Conservation agriculture provides effective and natural solutions to conserve soil and water resources. Studies led by ICARDA and the Tunisian National Agricultural Research and Extension Systems (NARES) show that the elimination of tillage operations led to savings in fuel, time, and labor. Farmers used to believe that plowing soil and burning crop residues were the way to improve soil fertility and control pests. But as Abdrabbou learned, the opposite is true. Plowing makes the soil dry and sterile, especially in summer, when it is exposed to heat and light. 

Having participated in numerous ICARDA and NARES training, Abdrabbou now trains farmers, students, and technicians. He has traveled the world for conferences on conservation agriculture, including in Brazil, France, India, Madagascar, Morocco, Portugal, South Africa, Spain, and Turkey. In the fall of 2018, Abdrabbou received an award from the Second African Congress on Conservation Agriculture for being a model farmer in North Africa.

Adnen receiving “Conservation Agriculture” price in South Africa. Photo: Hatem Cheikh M'hamed / INRAT
Adnen receiving “Conservation Agriculture” price in South Africa. Photo: Hatem Cheikh M'hamed / INRAT

ICARDA and its national partners are now working together on a project funded by the International Fund for Agricultural Development to integrate crop and livestock under conservation agriculture in North Africa and Latin America. And Abdrabbou is at the center of this initiative to optimize and scale out the practice of conservation agriculture.

“As farmers, we borrow the land for a short time, and we are responsible for taking care of it until we hand it over to our children and their children,” he said. 

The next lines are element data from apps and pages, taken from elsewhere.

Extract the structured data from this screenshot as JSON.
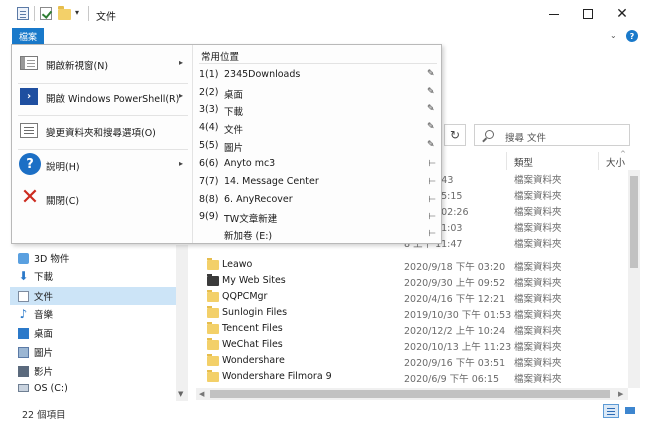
{
  "window": {
    "title": "文件",
    "controls": {
      "minimize": "",
      "maximize": "",
      "close": "✕"
    }
  },
  "ribbon": {
    "file_tab": "檔案",
    "chevron": "⌄",
    "help": "?"
  },
  "toolbar": {
    "refresh_icon": "↻",
    "search_placeholder": "搜尋 文件"
  },
  "columns": {
    "type": "類型",
    "size": "大小"
  },
  "nav": {
    "items": [
      {
        "label": "3D 物件",
        "icon": "cube-icon"
      },
      {
        "label": "下載",
        "icon": "download-icon"
      },
      {
        "label": "文件",
        "icon": "document-icon",
        "selected": true
      },
      {
        "label": "音樂",
        "icon": "music-icon"
      },
      {
        "label": "桌面",
        "icon": "desktop-icon"
      },
      {
        "label": "圖片",
        "icon": "picture-icon"
      },
      {
        "label": "影片",
        "icon": "video-icon"
      },
      {
        "label": "OS (C:)",
        "icon": "drive-icon"
      }
    ]
  },
  "files": [
    {
      "name": "",
      "date": "下午 01:43",
      "type": "檔案資料夾"
    },
    {
      "name": "",
      "date": "9 下午 05:15",
      "type": "檔案資料夾"
    },
    {
      "name": "",
      "date": "28 下午 02:26",
      "type": "檔案資料夾"
    },
    {
      "name": "",
      "date": "5 上午 11:03",
      "type": "檔案資料夾"
    },
    {
      "name": "",
      "date": "8 上午 11:47",
      "type": "檔案資料夾"
    },
    {
      "name": "Leawo",
      "date": "2020/9/18 下午 03:20",
      "type": "檔案資料夾"
    },
    {
      "name": "My Web Sites",
      "date": "2020/9/30 上午 09:52",
      "type": "檔案資料夾",
      "special": true
    },
    {
      "name": "QQPCMgr",
      "date": "2020/4/16 下午 12:21",
      "type": "檔案資料夾"
    },
    {
      "name": "Sunlogin Files",
      "date": "2019/10/30 下午 01:53",
      "type": "檔案資料夾"
    },
    {
      "name": "Tencent Files",
      "date": "2020/12/2 上午 10:24",
      "type": "檔案資料夾"
    },
    {
      "name": "WeChat Files",
      "date": "2020/10/13 上午 11:23",
      "type": "檔案資料夾"
    },
    {
      "name": "Wondershare",
      "date": "2020/9/16 下午 03:51",
      "type": "檔案資料夾"
    },
    {
      "name": "Wondershare Filmora 9",
      "date": "2020/6/9 下午 06:15",
      "type": "檔案資料夾"
    }
  ],
  "status": {
    "item_count": "22 個項目"
  },
  "file_menu": {
    "items": [
      {
        "label": "開啟新視窗(N)",
        "icon": "new-window-icon",
        "has_submenu": true
      },
      {
        "label": "開啟 Windows PowerShell(R)",
        "icon": "powershell-icon",
        "has_submenu": true
      },
      {
        "label": "變更資料夾和搜尋選項(O)",
        "icon": "folder-options-icon",
        "has_submenu": false
      },
      {
        "label": "說明(H)",
        "icon": "help-icon",
        "has_submenu": true
      },
      {
        "label": "關閉(C)",
        "icon": "close-x-icon",
        "has_submenu": false
      }
    ],
    "submenu_arrow": "▸",
    "recent_title": "常用位置",
    "recent": [
      {
        "num": "1(1)",
        "name": "2345Downloads",
        "pinned": true
      },
      {
        "num": "2(2)",
        "name": "桌面",
        "pinned": true
      },
      {
        "num": "3(3)",
        "name": "下載",
        "pinned": true
      },
      {
        "num": "4(4)",
        "name": "文件",
        "pinned": true
      },
      {
        "num": "5(5)",
        "name": "圖片",
        "pinned": true
      },
      {
        "num": "6(6)",
        "name": "Anyto mc3",
        "pinned": false
      },
      {
        "num": "7(7)",
        "name": "14. Message Center",
        "pinned": false
      },
      {
        "num": "8(8)",
        "name": "6. AnyRecover",
        "pinned": false
      },
      {
        "num": "9(9)",
        "name": "TW文章新建",
        "pinned": false
      },
      {
        "num": "",
        "name": "新加卷 (E:)",
        "pinned": false
      }
    ],
    "pin_glyph": "📌",
    "unpin_glyph": "⊸"
  },
  "colors": {
    "accent": "#1979ca",
    "selection": "#cce4f7",
    "folder": "#f3d069",
    "close_red": "#cc2b1f"
  }
}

Udo Rudiger is an agricultural innovation specialist with ICARDA. Hatem Cheikh Mhamed is an agronomist with INRAT.